Karyn: A parent’s role in what their child participates in is huge at a young age. I think that early in our girls’ lives, we really did not ask them what they wanted to do but just looked around the community to see what was available and what would keep them active. Our only rule was whatever we signed them up for, they needed to finish until the end of the season and then the next year was up to them. When sport seasons started to overlap and pressure started mounting about which tournament they would attend, we let them pick which sport they were most passionate about. Eventually all three chose to concentrate on soccer. This choice had nothing to do with either of our personal sport experiences, which really made their choice that much better. There was not a family reputation to live up to or any pressure to play at the college level. Jessie wants to play at the highest level possible. For me, it’s their decision to make.

TL: What involvement did the two of you play in your daughters’ athletic careers growing up and today?

Karyn: As far as their athletic careers, we have exposed them to all that was available and encouraged them to push themselves when we felt they might not have the wisdom to see where a door could open. It’s easy to say, “Okay” when a child says, “I don’t really think I want to…” But you have to think past their hesitation and know when it might just be insecurity. More often than not, our daughters have thanked us for pushing them in areas where they may not have gone on their own. It really is a delicate balance of helping your child push past the normal roadblocks but letting them feel in control. You have to go with your gut feeling and be there for them when needed but pull back when you see they can handle it.

Glenn: My soccer knowledge is limited, so I would say my contribution is to help them understand the mental aspect of sports, keeping them in the proper state of mind in both victory and defeat.
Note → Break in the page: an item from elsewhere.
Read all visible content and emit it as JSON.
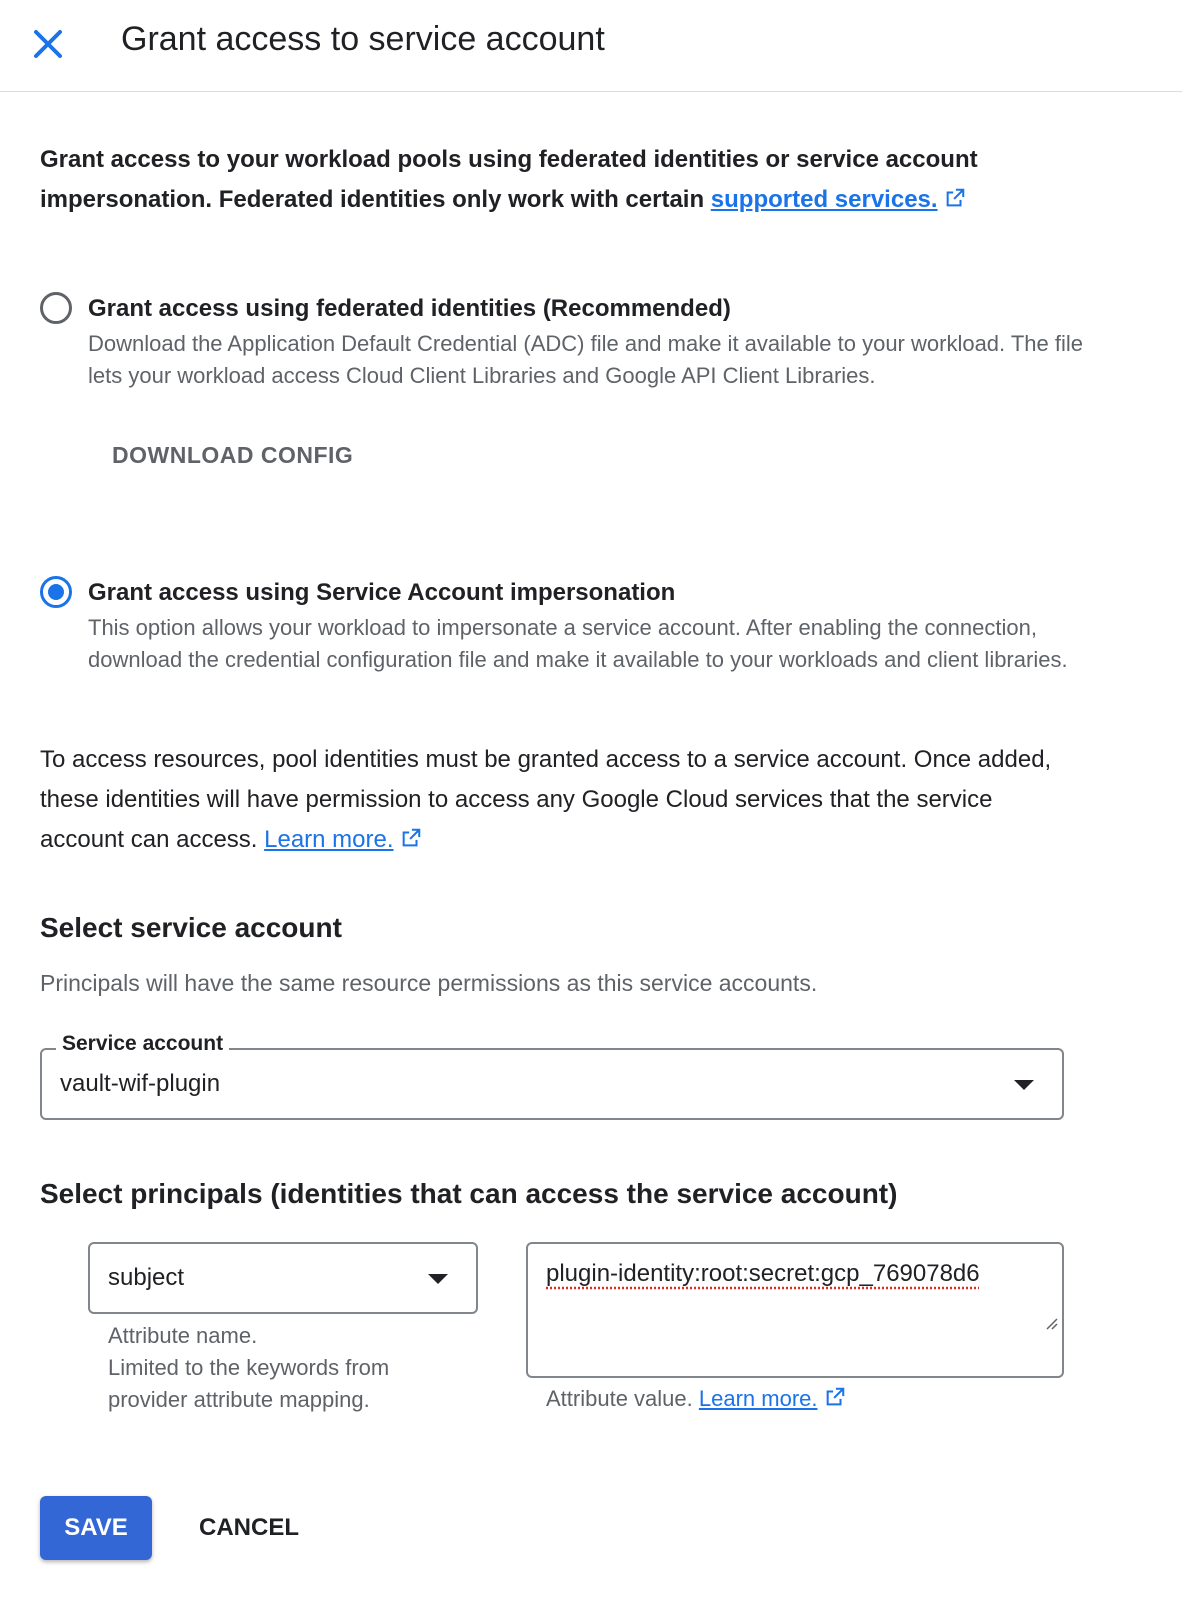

Most of all, remind them they are participating for the joy of it.

TL: What advice would you give parents who are raising children in a highly serious athletic sport?

Karyn: The main advice I would give parents at any level is to encourage responsibility in whatever activity their child is involved in. Let them be in charge of packing their equipment,
knowing their schedule, and helping get out the door to the events. They should also never be too busy to help with chores around the house or to help prepare meals. The activity
should not remove the importance of church and family or make all meals “take out.” If we were really pinched for time it might mean eating a bowl of broccoli in the car on the way
to practice, and then it would be okay to grab a pizza to-go after practice. Or it might mean that we all sat down to a late meal at home, but we still had sit-down family meals at least a few times a week even if it was 10 o’clock at night. As far as advice for families with high-level athletes, give them the tools for success but ensure that it is their child’s passion and not
the parents’ passion. When a child is sad that practice is cancelled and is willing to pay for their own sports equipment, or asks for new cleats for Christmas, you know that it’s coming
from within. Don’t let them think that they are entitled to all of that expensive gear. It should be a gift or earned from chores. If they become complacent, the main reminder I offer is that, “Successful people do what unsuccessful people don’t want to do.” Yes, at times it is work.

Glenn: Get a second job; it’s going to get expensive. Seriously, I believe it has to be the child’s choice to participate in the sport and decide what their goals are. Help them define the steps needed to reach those goals, but most of all let them control their destiny. It’s supposed to be fun, and it can be for everyone.

TL: What are your main goals as a parent?

Karyn: My main goal as a parent is to raise hard-working children who care about others and want to give back to their community. Our girls have been blessed by many caring people in their lives who have helped them become who they are — teachers, pastors, coaches, friends, relatives. It takes many people to shape the lives of our children. We all have to help each other.

Glenn: To help my kids become well-rounded, decent human beings.